Let us agree: 2...f6 is not, from an objective point of view, Black's best choice: a weak defence, indeed. Yet I would not condemn anyone for choosing to play it, against any opponent, at any level. Emmanuel Lasker used to play dodgy lines - nothing too compromising, withal - in a species of "odds-giving" style, in order, I gather, to provoke the opponent into attacking. Confident in his defensive technique, Lasker was prepared to accept slightly inferior positions for the sake of the imbalance it offered, and hence the potential for a decisive result. So 2...f6 has this virtue: any White player facing it thinking it's a "gimme", might overreach himself and get on the wrong end of a kicking. ACDTBW - A consummation devoutly to be wished... ;-)
masros 44 ( +1 | -1 )
Thanks for your feedbacks.I will consider to start tournament with this opening soon for player rated 2200 and above when I have finish one of my tournament.I can't start one coz I have maximum tournaments right now.However I just curious who dares play with this opening?.I also not confident to play this opening esp when play black:).Draw for black is great achievement.
sf115 19 ( +1 | -1 )
what does white play after 1. e4 e5 2. Nf3 f6 3. Nxe5 fxe5 4. Qh4+ Ke7 5. Qxe5 Kf7 6. Bc4+ d5

diakonos 3 ( +1 | -1 )
7. Bxd5+ Kg6 8. h4, if memory serves.
bucklehead 98 ( +1 | -1 )
An old link, but a good read I think all your questions can be answered by this old ChessCafe column: -> www.chesscafe.com . Seems to me that I heard almost nothing about Damiano's Defense on the web until this article popped up a few years back, and now here we are.

A couple of other points that occurred as I was searching for the original link:

* Pedro Damiano, after whom the opening is named, was a strong chessplayer in his day. It appears that the reason his name got attached to such a stinker of an opening is that he mentioned it (as one of the worst possible openings for black!) in his book "Questo libro e da imparare giocare a scachi et de li partiti."
* There is an interesting story tangentially related to the Schiffers-Chigorin game mentioned in Tim Krabbe's Open Chess Diary ( -> www.xs4all.nl --scroll down to #222) that's worth reading.
misato 12 ( +1 | -1 )
8. h4 indeed is decisive Black can't cover both threats: 9. h5 mating soon as well as 9. Bxb7 winning material (9. - Bxb7 10. Qxf5+).
sf115 21 ( +1 | -1 )
I think that the website [-> www.chesscafe.com (link 2 boxes above)] that bucklehead suggested tells you everything you need to know on this opening. There isn't much else to say on this opening.
frankly 19 ( +1 | -1 )

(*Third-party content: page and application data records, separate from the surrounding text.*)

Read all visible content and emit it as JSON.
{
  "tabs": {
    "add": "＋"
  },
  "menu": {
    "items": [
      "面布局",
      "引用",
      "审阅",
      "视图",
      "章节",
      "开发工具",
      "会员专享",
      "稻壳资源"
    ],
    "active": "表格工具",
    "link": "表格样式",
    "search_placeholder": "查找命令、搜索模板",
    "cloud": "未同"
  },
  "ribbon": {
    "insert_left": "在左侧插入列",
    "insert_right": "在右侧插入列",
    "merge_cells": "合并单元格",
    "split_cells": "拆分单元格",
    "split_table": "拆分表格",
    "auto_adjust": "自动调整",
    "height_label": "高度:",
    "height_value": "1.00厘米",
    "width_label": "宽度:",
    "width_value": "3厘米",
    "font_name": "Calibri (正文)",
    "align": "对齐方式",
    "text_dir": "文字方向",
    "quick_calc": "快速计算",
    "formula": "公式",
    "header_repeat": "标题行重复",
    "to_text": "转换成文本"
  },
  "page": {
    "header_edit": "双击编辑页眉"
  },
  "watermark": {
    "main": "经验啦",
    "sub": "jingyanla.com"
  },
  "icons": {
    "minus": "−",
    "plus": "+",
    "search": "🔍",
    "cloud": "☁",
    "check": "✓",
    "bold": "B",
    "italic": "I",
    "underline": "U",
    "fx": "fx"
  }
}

-> www.geocities.com

Lots of games with the damiano, some of them black wins!!
ganstaman 28 ( +1 | -1 )
frankly For whatever it's worth, that link has 49 games (some repeats against different opponents I think). With the exception of 5 of them, white wins every game that features 3. Nxe5 and loses every game with a different 3rd move for white.
sf115 8 ( +1 | -1 )
this just shows that 3. Nxe5 is the best 3rd move for white